I did NOT put this page in here just because of the steamy lesbian sex going on, I swear. Ruth is telling Rainier and Denning about Linda, and Rogers does a great job showing the emotion on her face. In the second panel, she turns away because she’s thinking about Linda and fears she’s getting too emotional. She lowers her face into her hand, and Rogers uses the shadows well to show the despair on her face. When she looks up, she’s heavy-lidded, looking both sad and exhausted. Rogers contrasts that with the scenes on either side of her, where she remembers better days with Linda. Once again, we see nice touches of fashion – the hip-huggers in the second panel, for instance. The sex scene is interesting, because it’s not Ruth’s memory, but Rainier’s imagination of their sex life. Neither Rainier or Denning treat Ruth any differently because she’s a lesbian, but McGregor and Rogers imply that men just can’t help picturing sex between two women. Rogers draws it quite well – I’m not sure how he got the effect of making it lighter and hazier, but I’m sure someone knows. It’s well done. Rainier is eating what looks like beans, which is part of a running gag over the previous two pages, as he gets a can from a vending machine and almost drops it, presumably because it’s hot. I don’t know if McGregor wrote it into the script or if Rogers wanted to add something to a scene where people are just standing around talking (which is what happens on the previous page), but it’s weidly hilarious that Ruth is telling them about how wonderful her dead lover was while Rainier is stuffing his face. It’s all part of the characterization of Rainier as a good guy, but somewhat rough around the edges.
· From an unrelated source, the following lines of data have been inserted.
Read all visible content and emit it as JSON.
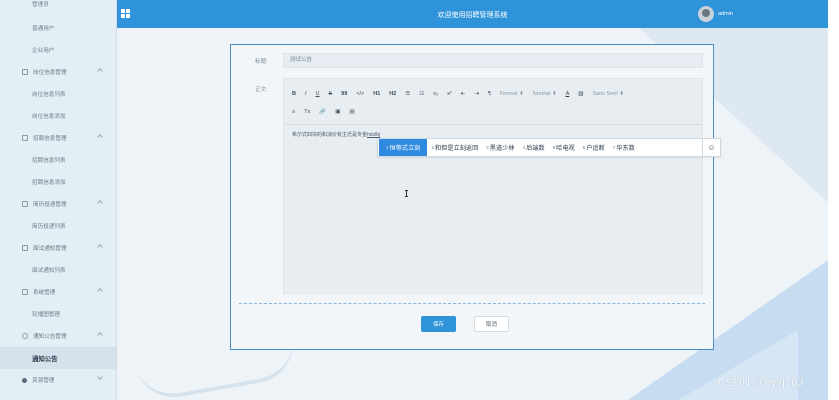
{
  "app": {
    "title": "欢迎使用招聘管理系统",
    "user": "admin"
  },
  "sidebar": {
    "items": [
      {
        "label": "管理员",
        "type": "sub"
      },
      {
        "label": "普通用户",
        "type": "sub"
      },
      {
        "label": "企业用户",
        "type": "sub"
      },
      {
        "label": "岗位信息管理",
        "type": "group",
        "icon": "folder-icon"
      },
      {
        "label": "岗位信息列表",
        "type": "sub"
      },
      {
        "label": "岗位信息添加",
        "type": "sub"
      },
      {
        "label": "招聘信息管理",
        "type": "group",
        "icon": "folder-icon"
      },
      {
        "label": "招聘信息列表",
        "type": "sub"
      },
      {
        "label": "招聘信息添加",
        "type": "sub"
      },
      {
        "label": "简历投递管理",
        "type": "group",
        "icon": "folder-icon"
      },
      {
        "label": "简历投递列表",
        "type": "sub"
      },
      {
        "label": "面试通知管理",
        "type": "group",
        "icon": "folder-icon"
      },
      {
        "label": "面试通知列表",
        "type": "sub"
      },
      {
        "label": "系统管理",
        "type": "group",
        "icon": "monitor-icon"
      },
      {
        "label": "轮播图管理",
        "type": "sub"
      },
      {
        "label": "通知公告管理",
        "type": "group",
        "icon": "info-icon"
      },
      {
        "label": "通知公告",
        "type": "active"
      },
      {
        "label": "资源管理",
        "type": "group",
        "icon": "location-icon"
      }
    ]
  },
  "form": {
    "title_label": "标题:",
    "title_value": "测试公告",
    "content_label": "正文:",
    "content_text": "希尔式四块的和消价有主迁是专金",
    "content_composing": "hdzlbj",
    "toolbar_row1": [
      {
        "t": "B",
        "cls": "b"
      },
      {
        "t": "I",
        "cls": "i"
      },
      {
        "t": "U",
        "cls": "u"
      },
      {
        "t": "S",
        "cls": "s"
      },
      {
        "t": "99",
        "cls": "b"
      },
      {
        "t": "</>",
        "cls": ""
      },
      {
        "t": "H1",
        "cls": "b"
      },
      {
        "t": "H2",
        "cls": "b"
      },
      {
        "t": "☰",
        "cls": ""
      },
      {
        "t": "☷",
        "cls": ""
      },
      {
        "t": "x₂",
        "cls": ""
      },
      {
        "t": "x²",
        "cls": ""
      },
      {
        "t": "⇤",
        "cls": ""
      },
      {
        "t": "⇥",
        "cls": ""
      },
      {
        "t": "¶",
        "cls": ""
      },
      {
        "t": "Normal ⬍",
        "cls": "sel"
      },
      {
        "t": "Normal ⬍",
        "cls": "sel"
      },
      {
        "t": "A",
        "cls": "ul"
      },
      {
        "t": "▧",
        "cls": ""
      },
      {
        "t": "Sans Serif ⬍",
        "cls": "sel"
      }
    ],
    "toolbar_row2": [
      {
        "t": "≡",
        "cls": ""
      },
      {
        "t": "Tx",
        "cls": ""
      },
      {
        "t": "🔗",
        "cls": ""
      },
      {
        "t": "▣",
        "cls": ""
      },
      {
        "t": "▤",
        "cls": ""
      }
    ],
    "save_label": "保存",
    "cancel_label": "取消"
  },
  "ime": {
    "candidates": [
      {
        "n": "1",
        "text": "恒等式立刻"
      },
      {
        "n": "2",
        "text": "和但是立刻返回"
      },
      {
        "n": "3",
        "text": "黑道少林"
      },
      {
        "n": "4",
        "text": "后端数"
      },
      {
        "n": "5",
        "text": "哈电视"
      },
      {
        "n": "6",
        "text": "户追断"
      },
      {
        "n": "7",
        "text": "华东数"
      }
    ],
    "emoji": "☺"
  },
  "watermark": "CSDN @bysj703",
  "colors": {
    "header": "#2e93d9",
    "sidebar": "#e4eef5",
    "accent": "#2e93d9"
  }
}
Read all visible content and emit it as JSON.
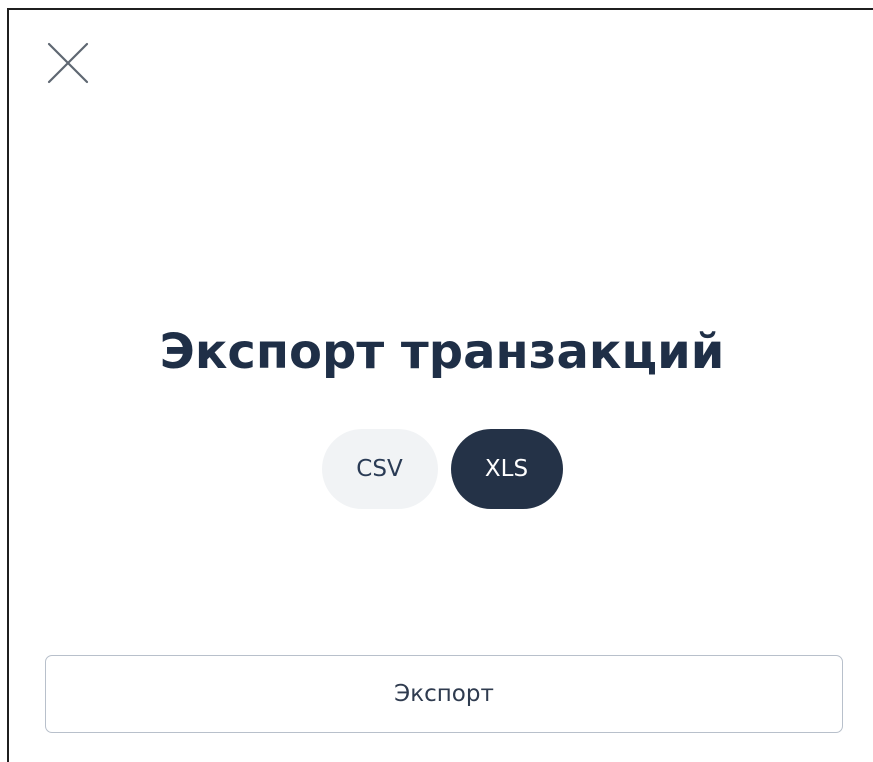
{
  "dialog": {
    "title": "Экспорт транзакций",
    "close_icon": "close-icon"
  },
  "formats": {
    "options": [
      "CSV",
      "XLS"
    ],
    "selected": "XLS"
  },
  "actions": {
    "export_label": "Экспорт"
  },
  "colors": {
    "title": "#1f2f47",
    "selected_chip_bg": "#243247",
    "unselected_chip_bg": "#f1f3f5",
    "button_border": "#b8c0cb"
  }
}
Detectives Inc. isn’t the greatest comic because McGregor’s prose is often pretty turgid, but it’s still an impressive project with this great art. Rogers continued to do nice work at this time, as we’ll see tomorrow. But first, there are always archives to check out!
Comics Should Be Good accepts review copies. Anything sent to us will (for better or for worse) end up reviewed on the blog. See where to send the review copies.